**Task description**
In the listing below, find each line with the string "Livros" and return it.

**Records shown**
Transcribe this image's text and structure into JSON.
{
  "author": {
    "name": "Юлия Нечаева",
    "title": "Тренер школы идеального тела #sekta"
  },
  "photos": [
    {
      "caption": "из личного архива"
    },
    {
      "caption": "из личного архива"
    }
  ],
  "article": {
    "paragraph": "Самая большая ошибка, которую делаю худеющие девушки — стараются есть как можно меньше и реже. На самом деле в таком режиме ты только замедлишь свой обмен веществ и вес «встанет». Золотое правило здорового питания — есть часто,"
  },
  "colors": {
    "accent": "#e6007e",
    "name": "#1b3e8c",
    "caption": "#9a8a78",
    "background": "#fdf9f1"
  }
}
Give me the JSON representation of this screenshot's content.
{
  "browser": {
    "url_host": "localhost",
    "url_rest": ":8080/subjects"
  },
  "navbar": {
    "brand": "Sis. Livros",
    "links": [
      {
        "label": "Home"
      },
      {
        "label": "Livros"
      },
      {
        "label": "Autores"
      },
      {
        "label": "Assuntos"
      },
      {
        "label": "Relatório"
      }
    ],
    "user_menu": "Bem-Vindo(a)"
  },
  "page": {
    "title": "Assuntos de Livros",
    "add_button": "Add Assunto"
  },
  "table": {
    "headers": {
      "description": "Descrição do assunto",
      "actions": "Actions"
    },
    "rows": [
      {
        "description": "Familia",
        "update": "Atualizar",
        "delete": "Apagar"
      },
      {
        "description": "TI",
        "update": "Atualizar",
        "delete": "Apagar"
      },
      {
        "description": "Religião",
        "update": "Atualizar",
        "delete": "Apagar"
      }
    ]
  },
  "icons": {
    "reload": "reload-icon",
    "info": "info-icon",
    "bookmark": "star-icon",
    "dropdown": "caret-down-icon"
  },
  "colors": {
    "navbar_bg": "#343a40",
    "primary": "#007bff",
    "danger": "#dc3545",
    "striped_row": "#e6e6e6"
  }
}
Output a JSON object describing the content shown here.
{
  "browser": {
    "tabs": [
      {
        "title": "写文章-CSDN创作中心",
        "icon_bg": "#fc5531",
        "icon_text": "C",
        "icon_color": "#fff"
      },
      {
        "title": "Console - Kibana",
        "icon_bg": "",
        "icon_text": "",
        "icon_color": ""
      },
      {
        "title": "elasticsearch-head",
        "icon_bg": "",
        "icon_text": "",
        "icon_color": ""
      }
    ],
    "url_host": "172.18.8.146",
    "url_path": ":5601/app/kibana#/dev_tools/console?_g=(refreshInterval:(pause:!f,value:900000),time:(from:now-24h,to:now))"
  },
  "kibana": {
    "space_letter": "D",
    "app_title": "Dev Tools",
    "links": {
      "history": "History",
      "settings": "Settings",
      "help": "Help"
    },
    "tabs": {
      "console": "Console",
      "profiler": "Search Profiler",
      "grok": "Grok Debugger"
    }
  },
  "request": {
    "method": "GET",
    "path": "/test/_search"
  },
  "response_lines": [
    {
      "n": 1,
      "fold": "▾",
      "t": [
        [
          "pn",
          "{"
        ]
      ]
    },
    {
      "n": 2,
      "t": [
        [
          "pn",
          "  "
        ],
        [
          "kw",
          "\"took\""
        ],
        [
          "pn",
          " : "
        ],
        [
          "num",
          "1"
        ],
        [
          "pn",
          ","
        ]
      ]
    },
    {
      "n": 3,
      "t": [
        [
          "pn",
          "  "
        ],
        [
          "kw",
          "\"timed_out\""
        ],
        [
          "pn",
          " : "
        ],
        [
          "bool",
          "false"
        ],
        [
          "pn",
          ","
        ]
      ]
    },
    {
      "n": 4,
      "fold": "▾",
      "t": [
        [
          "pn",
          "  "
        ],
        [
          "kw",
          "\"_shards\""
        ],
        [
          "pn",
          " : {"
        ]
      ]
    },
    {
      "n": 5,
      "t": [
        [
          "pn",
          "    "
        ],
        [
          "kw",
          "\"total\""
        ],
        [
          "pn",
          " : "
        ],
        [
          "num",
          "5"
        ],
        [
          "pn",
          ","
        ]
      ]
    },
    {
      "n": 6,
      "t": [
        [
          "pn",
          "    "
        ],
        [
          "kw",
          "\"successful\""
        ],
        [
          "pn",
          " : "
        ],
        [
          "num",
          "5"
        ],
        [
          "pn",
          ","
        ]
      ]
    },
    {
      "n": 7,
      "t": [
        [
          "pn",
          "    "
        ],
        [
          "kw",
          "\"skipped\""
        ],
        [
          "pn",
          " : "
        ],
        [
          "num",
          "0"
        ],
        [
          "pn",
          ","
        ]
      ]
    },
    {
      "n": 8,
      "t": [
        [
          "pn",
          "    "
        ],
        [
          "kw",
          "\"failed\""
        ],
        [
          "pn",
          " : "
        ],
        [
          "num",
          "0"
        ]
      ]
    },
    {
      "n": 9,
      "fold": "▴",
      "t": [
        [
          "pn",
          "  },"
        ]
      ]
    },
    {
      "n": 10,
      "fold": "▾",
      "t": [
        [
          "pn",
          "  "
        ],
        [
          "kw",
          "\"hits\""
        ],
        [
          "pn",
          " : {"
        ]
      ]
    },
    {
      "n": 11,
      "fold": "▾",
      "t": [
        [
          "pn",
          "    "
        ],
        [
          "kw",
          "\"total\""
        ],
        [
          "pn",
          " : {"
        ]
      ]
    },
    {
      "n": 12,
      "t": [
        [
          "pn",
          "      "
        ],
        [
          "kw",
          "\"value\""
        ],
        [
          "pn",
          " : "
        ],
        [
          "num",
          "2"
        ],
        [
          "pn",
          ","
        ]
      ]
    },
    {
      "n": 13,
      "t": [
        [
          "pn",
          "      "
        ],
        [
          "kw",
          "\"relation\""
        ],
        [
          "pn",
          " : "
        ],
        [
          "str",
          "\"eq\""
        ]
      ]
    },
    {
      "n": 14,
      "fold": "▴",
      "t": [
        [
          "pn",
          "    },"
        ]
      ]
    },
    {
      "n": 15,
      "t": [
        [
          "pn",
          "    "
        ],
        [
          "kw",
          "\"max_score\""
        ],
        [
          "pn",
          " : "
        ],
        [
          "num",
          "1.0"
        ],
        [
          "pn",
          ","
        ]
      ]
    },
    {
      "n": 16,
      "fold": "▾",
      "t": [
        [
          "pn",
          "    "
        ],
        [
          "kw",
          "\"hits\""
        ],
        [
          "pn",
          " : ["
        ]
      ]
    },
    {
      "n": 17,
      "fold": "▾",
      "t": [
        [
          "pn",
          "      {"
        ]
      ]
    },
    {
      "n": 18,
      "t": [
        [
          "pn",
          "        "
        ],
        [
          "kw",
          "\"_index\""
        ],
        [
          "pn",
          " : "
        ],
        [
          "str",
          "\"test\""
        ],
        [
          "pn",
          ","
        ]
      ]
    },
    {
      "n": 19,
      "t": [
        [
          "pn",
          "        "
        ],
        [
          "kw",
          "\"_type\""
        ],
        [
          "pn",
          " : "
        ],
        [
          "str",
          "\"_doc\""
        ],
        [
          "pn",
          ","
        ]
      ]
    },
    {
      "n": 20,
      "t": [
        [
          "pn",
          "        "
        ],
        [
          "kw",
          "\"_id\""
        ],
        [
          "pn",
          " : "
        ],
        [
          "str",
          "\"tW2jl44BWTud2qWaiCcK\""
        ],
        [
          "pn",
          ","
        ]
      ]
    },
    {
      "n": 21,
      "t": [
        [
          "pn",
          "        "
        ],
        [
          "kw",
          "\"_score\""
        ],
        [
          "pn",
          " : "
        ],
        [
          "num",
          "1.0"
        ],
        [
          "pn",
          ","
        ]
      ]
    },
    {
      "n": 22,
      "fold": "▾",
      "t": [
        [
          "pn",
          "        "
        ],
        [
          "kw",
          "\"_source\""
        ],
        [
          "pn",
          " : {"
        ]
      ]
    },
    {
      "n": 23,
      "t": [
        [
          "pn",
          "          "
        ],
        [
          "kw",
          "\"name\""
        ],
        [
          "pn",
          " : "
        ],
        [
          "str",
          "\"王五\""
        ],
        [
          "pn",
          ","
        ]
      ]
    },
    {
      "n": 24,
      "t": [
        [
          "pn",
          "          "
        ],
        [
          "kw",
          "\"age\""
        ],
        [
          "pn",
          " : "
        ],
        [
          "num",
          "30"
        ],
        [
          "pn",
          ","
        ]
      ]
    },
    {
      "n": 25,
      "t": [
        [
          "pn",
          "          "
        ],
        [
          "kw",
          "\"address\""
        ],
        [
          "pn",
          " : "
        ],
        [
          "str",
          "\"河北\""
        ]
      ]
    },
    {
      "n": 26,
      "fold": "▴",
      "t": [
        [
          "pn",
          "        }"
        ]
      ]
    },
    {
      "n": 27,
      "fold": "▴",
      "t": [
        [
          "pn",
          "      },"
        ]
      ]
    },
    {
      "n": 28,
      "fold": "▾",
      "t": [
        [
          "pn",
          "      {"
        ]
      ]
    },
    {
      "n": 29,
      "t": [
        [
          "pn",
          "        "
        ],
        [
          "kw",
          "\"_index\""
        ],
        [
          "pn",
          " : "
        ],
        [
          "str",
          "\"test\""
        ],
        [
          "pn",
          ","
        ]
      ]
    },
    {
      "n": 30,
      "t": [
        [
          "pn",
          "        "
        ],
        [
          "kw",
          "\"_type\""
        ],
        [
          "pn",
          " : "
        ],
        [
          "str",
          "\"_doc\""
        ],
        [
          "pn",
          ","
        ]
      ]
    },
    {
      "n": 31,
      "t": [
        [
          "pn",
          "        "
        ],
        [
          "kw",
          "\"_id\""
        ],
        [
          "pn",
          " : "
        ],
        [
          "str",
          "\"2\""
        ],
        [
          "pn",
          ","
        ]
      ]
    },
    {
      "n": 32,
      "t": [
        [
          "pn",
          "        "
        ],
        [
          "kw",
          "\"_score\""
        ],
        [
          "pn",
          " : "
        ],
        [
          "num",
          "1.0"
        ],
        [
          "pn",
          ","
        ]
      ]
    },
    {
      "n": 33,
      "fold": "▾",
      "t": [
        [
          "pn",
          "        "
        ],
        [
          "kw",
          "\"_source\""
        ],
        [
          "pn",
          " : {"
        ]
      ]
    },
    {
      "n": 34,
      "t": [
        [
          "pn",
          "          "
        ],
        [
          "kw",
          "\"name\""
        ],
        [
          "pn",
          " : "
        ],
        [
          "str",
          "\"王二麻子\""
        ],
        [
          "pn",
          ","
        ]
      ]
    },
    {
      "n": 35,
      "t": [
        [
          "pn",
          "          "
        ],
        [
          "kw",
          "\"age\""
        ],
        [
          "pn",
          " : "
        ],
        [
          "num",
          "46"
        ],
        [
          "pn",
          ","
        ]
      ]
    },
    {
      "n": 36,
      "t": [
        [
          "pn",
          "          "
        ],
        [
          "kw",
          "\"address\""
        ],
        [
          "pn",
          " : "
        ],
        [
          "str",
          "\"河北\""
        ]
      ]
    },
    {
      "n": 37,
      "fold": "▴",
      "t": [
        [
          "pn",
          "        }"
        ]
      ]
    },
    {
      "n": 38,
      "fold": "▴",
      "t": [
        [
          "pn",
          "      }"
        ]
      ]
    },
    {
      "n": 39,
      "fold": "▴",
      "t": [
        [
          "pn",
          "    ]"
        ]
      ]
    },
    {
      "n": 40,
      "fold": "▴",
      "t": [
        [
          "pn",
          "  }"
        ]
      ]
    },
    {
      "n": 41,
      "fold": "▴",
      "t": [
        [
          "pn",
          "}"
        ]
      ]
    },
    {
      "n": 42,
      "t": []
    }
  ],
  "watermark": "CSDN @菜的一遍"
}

**Answer to the exercise**
    "brand": "Sis. Livros",
        "label": "Livros"
    "title": "Assuntos de Livros",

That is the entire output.